Things to Consider Before Storing a Battery
All batteries gradually lose their charge when stored over long periods of time. However, AGM batteries, including high-performance OPTIMA® batteries, lose their charge much more slowly. This helps to prevent the battery from becoming deeply discharged during storage, but it won't completely protect it from damage.
Even when your vehicle is turned off, there still may be a drain on the battery. This is especially true of newer vehicles equipped with computers, alarm systems and clocks that continue to run even when the vehicle is off. Over time, these will drain a battery to voltages too low to start the vehicle. It could even continue to drain to the point of damaging the battery.
You can considerably extend the life of the battery and avoid permanent damage by following these simple storage tips.
In-Car Battery Storage
You could take the battery out of your vehicle during storage, but sometimes access can be a challenge. So, it may be easier to leave it in. That's OK, but you'll need to disconnect it to prevent drain caused by electronics.
First, check the voltage to ensure the battery has a full charge. If it's not fully charged, give it a full charge prior to storage. Then, loosen the negative terminal and disconnect it from the battery. All electrical draws on the battery will cease and your battery will be protected.

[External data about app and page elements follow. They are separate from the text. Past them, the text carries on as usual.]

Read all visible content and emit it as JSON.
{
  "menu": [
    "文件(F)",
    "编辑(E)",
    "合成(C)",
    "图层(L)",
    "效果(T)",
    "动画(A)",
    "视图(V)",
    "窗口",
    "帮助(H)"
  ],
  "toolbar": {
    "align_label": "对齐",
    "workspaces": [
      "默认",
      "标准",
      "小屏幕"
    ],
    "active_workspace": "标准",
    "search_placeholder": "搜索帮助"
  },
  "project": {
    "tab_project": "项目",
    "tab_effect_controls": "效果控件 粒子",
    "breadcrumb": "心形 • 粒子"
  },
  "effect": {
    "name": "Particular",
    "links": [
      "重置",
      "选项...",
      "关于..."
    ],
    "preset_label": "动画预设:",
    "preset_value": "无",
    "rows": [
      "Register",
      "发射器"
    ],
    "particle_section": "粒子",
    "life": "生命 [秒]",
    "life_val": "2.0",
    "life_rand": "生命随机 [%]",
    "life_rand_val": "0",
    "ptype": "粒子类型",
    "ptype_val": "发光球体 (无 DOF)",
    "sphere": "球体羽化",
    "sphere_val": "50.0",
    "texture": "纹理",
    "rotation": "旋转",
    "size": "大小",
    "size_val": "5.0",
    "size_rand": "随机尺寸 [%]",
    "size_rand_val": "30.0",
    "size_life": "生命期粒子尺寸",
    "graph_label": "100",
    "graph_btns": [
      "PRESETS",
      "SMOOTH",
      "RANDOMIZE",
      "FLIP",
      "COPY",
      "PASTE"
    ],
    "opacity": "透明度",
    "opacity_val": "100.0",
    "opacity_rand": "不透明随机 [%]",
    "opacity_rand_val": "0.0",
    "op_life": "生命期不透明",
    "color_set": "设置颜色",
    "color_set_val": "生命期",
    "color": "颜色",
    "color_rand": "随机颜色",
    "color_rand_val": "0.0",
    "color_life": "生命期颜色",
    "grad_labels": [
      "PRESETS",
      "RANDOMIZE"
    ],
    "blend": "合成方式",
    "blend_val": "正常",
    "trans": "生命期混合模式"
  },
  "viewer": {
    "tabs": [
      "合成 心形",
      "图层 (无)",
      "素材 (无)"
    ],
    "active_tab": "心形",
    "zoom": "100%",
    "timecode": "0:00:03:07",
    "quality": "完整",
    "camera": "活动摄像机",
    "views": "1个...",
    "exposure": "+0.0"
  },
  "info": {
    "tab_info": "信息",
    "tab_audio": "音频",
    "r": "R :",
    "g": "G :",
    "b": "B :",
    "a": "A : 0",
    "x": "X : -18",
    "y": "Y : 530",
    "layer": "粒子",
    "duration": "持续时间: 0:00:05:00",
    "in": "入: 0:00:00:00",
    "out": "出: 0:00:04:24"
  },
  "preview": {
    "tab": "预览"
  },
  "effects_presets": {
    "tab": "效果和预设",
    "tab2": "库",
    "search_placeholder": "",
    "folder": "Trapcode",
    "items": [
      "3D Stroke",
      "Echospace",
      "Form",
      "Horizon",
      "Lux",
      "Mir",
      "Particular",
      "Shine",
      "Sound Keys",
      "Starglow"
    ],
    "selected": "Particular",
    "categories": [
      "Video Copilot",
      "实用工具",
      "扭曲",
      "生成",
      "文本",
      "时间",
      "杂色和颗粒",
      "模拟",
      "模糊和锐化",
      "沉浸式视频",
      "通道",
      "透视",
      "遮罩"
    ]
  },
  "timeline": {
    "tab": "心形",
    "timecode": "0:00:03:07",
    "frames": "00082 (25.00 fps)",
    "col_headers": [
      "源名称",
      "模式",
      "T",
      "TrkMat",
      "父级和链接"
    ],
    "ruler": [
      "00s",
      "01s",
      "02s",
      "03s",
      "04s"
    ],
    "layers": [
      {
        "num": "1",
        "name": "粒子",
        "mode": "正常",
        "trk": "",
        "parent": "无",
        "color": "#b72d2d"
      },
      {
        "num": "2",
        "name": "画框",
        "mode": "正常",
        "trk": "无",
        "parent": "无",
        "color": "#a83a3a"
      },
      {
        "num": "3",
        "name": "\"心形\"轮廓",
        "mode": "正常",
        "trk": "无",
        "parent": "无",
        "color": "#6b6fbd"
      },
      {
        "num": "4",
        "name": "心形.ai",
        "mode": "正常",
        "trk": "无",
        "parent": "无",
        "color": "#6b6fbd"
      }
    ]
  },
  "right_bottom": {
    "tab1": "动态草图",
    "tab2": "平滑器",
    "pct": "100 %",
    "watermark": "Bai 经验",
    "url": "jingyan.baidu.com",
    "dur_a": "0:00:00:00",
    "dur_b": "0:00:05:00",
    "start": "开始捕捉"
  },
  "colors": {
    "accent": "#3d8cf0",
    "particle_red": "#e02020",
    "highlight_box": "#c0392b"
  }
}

In spring, the battery will have drained some but should still have enough power to start your vehicle. Don't leave it up to the alternator to fully recharge the battery, though; that's not what it's for. Instead, use a battery charger to top it off. You'll extend the life of the battery by doing this.
You may want to consider using a battery maintainer to keep the battery at full power during storage. This is the method that OPTIMA batteries recommends.
After your vehicle is stored, just hook up the battery maintainer – with the battery either in or out of the vehicle – plug it in and walk away. This will ensure a full charge when you're ready for your first drive in spring. (Always remember to follow manufacturer instructions.)
Some battery maintainers, like the OPTIMA® Chargers Digital 1200 12V Performance Battery Charger and Maintainer, also include ring terminal leads. These will give you easier access to maintain the battery both during storage and during the driving season. Hook up the leads to the battery connections and extend them so they're accessible from under a bumper or wheel well. The leads can remain there indefinitely, so you'll never have to open the hood to keep the battery fully charged.
You'll extend the life of your battery and ensure your vehicle is ready to roll in spring with these simple battery storage tips. Just remember – check the battery's charge before your first drive no matter what storage method you use.